Wall Quad Stretch
The wall based quad stretch is a significant value move that can be done almost anywhere. Got a wall? Good you can do this exercise. The appeal in this stretch is that it strikes the front of the foot, ankles, shins, quads and knees.
Instruction: Get up against the wall (dealing with away from the wall) in the bottom of a lunge position. Flip your back foot up versus the wall with your toes on the actual surface of the wall. Your back knee is the axis point and truly determines how much of a stretch you will get during this exercise. The closer the back knee is to the wall the more of a stretch there will be through the foot, ankle and quads. If you are planning to get a little adventurous and wish to stretch the hip flexors out, focus on pushing the hips forward.

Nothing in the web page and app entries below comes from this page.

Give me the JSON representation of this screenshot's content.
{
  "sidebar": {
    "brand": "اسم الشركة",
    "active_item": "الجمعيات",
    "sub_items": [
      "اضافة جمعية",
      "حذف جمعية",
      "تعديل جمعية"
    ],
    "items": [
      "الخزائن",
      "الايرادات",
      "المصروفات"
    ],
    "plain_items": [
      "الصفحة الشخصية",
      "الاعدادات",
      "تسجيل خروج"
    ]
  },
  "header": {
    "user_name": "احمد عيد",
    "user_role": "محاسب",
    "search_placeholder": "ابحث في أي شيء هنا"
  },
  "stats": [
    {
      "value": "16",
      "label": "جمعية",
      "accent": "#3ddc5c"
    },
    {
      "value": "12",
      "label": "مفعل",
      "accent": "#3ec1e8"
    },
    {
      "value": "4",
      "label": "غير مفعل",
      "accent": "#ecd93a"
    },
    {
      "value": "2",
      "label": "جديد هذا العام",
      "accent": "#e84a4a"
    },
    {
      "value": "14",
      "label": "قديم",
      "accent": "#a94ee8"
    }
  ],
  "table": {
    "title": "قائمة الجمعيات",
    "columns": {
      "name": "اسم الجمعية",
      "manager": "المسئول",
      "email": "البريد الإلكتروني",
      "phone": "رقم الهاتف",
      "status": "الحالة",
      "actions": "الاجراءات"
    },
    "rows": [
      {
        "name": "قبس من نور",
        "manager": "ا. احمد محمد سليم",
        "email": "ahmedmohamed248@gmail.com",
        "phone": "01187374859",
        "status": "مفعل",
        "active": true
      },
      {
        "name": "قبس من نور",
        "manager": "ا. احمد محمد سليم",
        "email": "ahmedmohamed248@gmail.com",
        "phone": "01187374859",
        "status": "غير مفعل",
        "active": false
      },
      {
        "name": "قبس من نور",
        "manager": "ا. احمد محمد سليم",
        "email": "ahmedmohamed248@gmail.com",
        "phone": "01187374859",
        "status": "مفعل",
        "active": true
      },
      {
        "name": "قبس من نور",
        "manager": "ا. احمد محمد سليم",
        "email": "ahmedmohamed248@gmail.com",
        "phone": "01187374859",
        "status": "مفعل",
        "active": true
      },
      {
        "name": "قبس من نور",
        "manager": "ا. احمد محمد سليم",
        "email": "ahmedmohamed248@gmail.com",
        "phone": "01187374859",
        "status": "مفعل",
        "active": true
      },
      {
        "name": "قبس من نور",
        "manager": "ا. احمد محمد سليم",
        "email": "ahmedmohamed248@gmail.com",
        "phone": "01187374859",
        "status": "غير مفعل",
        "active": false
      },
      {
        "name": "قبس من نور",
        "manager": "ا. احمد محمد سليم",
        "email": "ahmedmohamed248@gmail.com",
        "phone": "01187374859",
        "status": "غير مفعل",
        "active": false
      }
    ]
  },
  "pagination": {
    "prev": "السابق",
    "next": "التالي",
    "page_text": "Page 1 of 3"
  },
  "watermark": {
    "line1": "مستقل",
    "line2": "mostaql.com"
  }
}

The muscles in the hamstring group (semitendinous, bicep femoris and semi membranosus) all cross the knee joint. Concerns in any of these muscles can cause knee pain in the posterior (rear) part of the knee and leg.
Instruction: Get a hold of a tennis or lacrosse ball and a tough box or ledge of about mid thigh height. Sit on the box and place the ball underneath the leg, securely on the hamstrings. Extend and flex the knee while using pressure to the muscle. Let the ball fluctuate the back of the leg while you continue bending and correcting the leg. One minute on each leg ought to have your hamstrings and knees feeling like gold.
A timeless rehabilitation workout, the Terminal Knee Extension serves as a terrific low impact quad activator. It can get blood flowing to the knee and quad to prepare your lower body for training.
Instruction: Take an exercise band and loop it around a durable base. Enter the band with one leg and place it just above the top of the knee. Go out and get some tension in the band. From there bend and extend the knee, truly concentrating on correcting the knee totally and contracting the quad as hard as you can. Carry out for 25 reps on each side and get ready to feel a lots of blood rush to that area.
The TFL (Tensor Fasciae Latae) is a small muscle located at the side of your hip simply below the crest of your pelvis. When tight and bound up this nasty little bugger can impact the knee by pulling through the IT band and causing pain on the outside of the knee.
Instruction: Again, we will make use of the flexible workout band. Loop one end to a stationary things and loop the other end right beneath your butt. Get into a kneeling position with the banded leg in the back and the other leg in front of you (picture a kneeling lunge). Keep your torso tall and turn the banded leg out (internally rotating the hip). When you rotate the leg out you are truly able to properly deal with the TFL as it’s a difficult area to stretch. Squeeze the glute on the banded leg side to really extend the heck from the TFL.
Knee pain is no laughing matter and can rob the enjoyable out of fulfilling physical activities. Getting a comprehensive assessment from a doctor or physical therapist is constantly suggested. However, if time or monetary concerns are a factor to consider then ideally these exercises and stretches can function as a way to reduce a few of the pain and get you squatting and lunging like a pro.